In the free space, the finger motion is controlled by the position controller. The simulation time is set to 0.5 s. The final-desired angular displacements of the joints are [0, −0.17, −1.25]^{T} rad. Then the position controller controls the finger motion according to the desired trajectories. The results are shown in

From

Firstly, the robot finger is required to track on the environment which is a cylinder and has the stiffness of 10,000 N/m. The desired contact force is [−3, 6, 0]^{T} N. The fingertip makes contact with the environment at about 0.48 s, as shown in

In the next simulation, the environment stiffness is modified as 80,000 N/m and other conditions remain unchanged. After rerunning, the force tracking results are shown in

In order to validate the robustness without knowing the environment position, let the environment position suddenly change at 0.65 s in the simulation. The change takes 0.005 s and the direction is shown in

Comparing the force plot of

Another simulation is carried out for the moving environment, as shown in ^{T} N, where the force on

In the joint simulation with ADAMS and MATLAB, the results of the position tracking and force tracking are satisfactory on the whole. In particular, the control system can keep the contact force near to expected value when the position or stiffness of the environment is uncertain, so the proposed adaptive impedance control algorithm is robust and the control system is suitable for a tendon-driven hand and the dexterous hand model built in ADAMS is reasonable. However, the tendon friction and joint friction are not considered in the robot hand model built in ADAMS. The friction can affect the control performance in practice, so the following research should build the friction model for the tendons and joints.
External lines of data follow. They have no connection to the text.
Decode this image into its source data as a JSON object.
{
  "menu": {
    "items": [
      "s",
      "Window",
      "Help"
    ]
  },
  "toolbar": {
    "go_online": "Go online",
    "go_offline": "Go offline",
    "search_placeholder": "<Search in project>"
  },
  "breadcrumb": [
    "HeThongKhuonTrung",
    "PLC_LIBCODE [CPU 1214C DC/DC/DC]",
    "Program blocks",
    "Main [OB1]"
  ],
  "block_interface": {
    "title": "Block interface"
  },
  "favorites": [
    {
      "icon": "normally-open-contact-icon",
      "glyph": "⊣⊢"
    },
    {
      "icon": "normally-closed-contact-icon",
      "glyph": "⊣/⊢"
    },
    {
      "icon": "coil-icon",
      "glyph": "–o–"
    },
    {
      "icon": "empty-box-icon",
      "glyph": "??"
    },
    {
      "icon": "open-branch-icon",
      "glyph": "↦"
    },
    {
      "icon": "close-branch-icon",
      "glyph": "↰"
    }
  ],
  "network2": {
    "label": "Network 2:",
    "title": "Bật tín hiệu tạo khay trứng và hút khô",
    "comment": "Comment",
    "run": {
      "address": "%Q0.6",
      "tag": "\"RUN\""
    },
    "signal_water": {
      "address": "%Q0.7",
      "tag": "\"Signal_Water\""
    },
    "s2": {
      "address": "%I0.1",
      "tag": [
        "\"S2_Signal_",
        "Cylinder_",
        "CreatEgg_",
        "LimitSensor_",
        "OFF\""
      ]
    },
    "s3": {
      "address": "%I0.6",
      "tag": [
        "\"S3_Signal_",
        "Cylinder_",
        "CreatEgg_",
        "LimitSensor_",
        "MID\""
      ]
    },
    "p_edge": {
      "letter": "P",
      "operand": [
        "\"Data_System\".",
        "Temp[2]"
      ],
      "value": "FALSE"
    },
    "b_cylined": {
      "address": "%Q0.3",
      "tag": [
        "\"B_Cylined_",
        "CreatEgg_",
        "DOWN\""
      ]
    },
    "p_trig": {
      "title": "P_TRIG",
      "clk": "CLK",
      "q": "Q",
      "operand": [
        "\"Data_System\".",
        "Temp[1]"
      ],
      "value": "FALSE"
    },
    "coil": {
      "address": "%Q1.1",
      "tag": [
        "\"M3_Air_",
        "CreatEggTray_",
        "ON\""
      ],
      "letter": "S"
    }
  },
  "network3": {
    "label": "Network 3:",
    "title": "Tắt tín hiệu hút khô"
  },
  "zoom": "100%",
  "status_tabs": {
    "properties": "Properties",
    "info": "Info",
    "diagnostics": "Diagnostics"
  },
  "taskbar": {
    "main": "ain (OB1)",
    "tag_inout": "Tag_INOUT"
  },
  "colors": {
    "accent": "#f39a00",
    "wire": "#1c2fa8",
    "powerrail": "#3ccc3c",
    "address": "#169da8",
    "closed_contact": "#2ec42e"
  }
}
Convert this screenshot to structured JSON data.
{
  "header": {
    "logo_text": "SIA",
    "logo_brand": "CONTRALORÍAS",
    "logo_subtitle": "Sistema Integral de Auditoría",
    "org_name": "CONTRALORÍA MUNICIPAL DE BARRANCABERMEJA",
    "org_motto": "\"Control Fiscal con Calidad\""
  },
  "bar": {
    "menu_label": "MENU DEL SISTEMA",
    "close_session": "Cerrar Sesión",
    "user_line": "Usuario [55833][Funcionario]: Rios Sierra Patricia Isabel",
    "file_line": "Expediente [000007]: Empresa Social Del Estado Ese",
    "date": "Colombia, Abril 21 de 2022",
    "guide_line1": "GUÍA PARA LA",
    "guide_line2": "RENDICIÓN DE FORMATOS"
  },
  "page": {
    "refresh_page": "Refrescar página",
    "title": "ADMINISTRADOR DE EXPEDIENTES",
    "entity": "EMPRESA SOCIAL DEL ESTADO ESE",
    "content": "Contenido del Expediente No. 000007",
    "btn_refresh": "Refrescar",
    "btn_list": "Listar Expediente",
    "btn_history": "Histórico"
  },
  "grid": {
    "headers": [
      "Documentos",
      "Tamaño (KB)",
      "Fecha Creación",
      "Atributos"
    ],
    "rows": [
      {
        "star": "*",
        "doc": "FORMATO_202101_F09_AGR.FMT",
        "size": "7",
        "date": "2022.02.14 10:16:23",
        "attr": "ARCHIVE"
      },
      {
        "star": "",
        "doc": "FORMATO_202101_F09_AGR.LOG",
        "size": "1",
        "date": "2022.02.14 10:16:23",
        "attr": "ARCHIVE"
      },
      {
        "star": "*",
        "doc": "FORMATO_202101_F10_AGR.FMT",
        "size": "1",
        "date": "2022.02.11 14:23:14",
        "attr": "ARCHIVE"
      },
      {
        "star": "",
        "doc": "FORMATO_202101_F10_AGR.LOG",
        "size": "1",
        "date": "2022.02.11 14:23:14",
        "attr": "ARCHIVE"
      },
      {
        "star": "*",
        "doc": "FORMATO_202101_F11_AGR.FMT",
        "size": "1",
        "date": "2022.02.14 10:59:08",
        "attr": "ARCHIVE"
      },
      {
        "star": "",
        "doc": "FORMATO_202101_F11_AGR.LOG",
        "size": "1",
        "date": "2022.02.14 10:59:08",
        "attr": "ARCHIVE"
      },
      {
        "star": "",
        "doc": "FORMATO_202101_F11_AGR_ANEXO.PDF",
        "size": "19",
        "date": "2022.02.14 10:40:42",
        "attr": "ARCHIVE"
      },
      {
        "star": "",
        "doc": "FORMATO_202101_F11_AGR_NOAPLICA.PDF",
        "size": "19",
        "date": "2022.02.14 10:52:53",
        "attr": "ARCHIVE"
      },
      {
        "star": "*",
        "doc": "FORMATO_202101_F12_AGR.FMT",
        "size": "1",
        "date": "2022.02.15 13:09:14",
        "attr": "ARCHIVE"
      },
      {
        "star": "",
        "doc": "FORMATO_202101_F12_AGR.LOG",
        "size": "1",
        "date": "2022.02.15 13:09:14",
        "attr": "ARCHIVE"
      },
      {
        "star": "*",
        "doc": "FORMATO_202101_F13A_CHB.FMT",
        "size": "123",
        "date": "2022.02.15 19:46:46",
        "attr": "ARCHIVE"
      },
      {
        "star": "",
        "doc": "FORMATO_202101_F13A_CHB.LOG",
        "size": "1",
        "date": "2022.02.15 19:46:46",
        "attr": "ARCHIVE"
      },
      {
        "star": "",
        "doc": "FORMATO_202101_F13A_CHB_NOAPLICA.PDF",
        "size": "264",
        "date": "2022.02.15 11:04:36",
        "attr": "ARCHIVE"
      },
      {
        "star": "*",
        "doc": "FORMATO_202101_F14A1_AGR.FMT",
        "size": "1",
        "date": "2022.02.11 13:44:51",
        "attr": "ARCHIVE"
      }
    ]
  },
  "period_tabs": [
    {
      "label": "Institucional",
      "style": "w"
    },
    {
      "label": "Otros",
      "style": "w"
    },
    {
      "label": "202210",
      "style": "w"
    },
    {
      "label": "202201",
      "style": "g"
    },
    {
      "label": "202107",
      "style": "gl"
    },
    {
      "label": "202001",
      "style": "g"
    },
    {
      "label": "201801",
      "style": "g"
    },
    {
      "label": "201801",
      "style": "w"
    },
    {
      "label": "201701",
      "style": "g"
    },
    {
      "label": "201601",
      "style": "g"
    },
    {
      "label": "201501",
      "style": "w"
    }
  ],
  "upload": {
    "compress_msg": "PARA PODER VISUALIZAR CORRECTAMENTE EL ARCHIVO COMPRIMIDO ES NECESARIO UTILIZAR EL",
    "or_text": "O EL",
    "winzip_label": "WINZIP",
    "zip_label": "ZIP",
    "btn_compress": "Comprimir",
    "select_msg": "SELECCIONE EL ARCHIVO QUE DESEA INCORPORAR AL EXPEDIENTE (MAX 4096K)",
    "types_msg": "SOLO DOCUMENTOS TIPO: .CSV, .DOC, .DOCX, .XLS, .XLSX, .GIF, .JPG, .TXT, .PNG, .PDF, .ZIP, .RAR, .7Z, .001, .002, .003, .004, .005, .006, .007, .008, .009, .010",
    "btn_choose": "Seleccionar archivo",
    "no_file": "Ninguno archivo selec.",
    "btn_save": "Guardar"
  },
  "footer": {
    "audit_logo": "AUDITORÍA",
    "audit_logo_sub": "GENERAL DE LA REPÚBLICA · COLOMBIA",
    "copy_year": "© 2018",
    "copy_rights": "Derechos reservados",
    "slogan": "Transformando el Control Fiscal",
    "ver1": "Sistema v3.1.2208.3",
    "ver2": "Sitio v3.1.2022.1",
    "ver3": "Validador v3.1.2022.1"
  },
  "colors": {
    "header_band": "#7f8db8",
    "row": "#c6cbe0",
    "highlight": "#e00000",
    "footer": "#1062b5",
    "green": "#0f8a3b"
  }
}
This work was supported by the National Natural Science Foundation of China (Grant No. 51105196) and Natural Science Foundation of Jiangsu Province (Grant No. BK2011733).

The authors declare no conflict of interest.

The model of the dexterous hand in ADAMS.

Force analysis between a two small cylinders of the tendon model.

The tendon model in the three-DOF finger.

The components of the control system.

The control module of the three-DOF finger in MATLAB.

The structure diagram of the impedance control compensator.

The coordinate systems buit in the finger model.

The coupled structure of the three-DOF finger.

The Control system built in MATLAB.

The desired and actual angular displacements of the 1-joint.

The desired and actual angular displacements of the 2-joint.

The desired and actual angular displacements of the 3-joint.

The finger makes contact with the environment in ADAMS.

The force tracking results when environment stiffness is 10,000 N/m.

The force tracking results when environment stiffness is 80,000 N/m.

The direction of the row is the direction of the change.

The force tracking results when environment position changed at 0.65 s.

The finger makes contact with moving environment.

The force tracking results while the environment is moving.

The D-H parameters of the robot finger.

_{i}_{−1}/(°) |
_{i}_{−1}/mm |
_{i} |
_{i} | |
---|---|---|---|---|

1 | 90.0 | 21 | 0 | _{1} |

2 | −90.0 | 9 | 0 | _{2} |

3 | 0 | 45 | 0 | _{3} |

4 | 0 | 30 | 0 | _{4} |